Assignment:
Out of the entries that follow, copy each line containing "Skin".

Records for this task:
☆ ☆ ☆ ☆

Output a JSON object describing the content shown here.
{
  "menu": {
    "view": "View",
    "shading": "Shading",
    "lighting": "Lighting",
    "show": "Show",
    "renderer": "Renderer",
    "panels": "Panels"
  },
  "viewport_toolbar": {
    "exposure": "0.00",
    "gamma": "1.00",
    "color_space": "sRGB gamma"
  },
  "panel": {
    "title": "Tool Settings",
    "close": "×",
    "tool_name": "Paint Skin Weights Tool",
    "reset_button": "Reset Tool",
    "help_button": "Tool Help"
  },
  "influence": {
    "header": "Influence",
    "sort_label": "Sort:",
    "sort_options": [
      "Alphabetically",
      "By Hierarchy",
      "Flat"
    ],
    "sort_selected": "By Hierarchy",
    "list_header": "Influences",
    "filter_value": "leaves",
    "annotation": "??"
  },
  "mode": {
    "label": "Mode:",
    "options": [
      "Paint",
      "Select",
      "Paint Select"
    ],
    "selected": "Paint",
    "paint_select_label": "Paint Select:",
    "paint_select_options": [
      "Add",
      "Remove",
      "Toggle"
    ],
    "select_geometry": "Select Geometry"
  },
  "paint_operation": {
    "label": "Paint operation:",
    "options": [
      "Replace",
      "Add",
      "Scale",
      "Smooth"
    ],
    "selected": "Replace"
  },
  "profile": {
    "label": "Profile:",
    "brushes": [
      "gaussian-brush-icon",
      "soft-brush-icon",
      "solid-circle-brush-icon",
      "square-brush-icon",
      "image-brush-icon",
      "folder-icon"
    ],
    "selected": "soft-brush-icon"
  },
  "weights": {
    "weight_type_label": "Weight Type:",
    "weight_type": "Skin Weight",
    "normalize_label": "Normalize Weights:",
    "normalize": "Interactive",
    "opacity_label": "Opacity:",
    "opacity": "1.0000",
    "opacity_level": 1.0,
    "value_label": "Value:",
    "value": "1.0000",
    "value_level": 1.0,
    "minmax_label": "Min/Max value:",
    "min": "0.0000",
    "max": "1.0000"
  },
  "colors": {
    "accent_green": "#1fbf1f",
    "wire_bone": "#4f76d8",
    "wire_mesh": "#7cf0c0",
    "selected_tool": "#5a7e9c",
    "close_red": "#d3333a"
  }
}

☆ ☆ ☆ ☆

Problem solution:
    "tool_name": "Paint Skin Weights Tool",
    "weight_type": "Skin Weight",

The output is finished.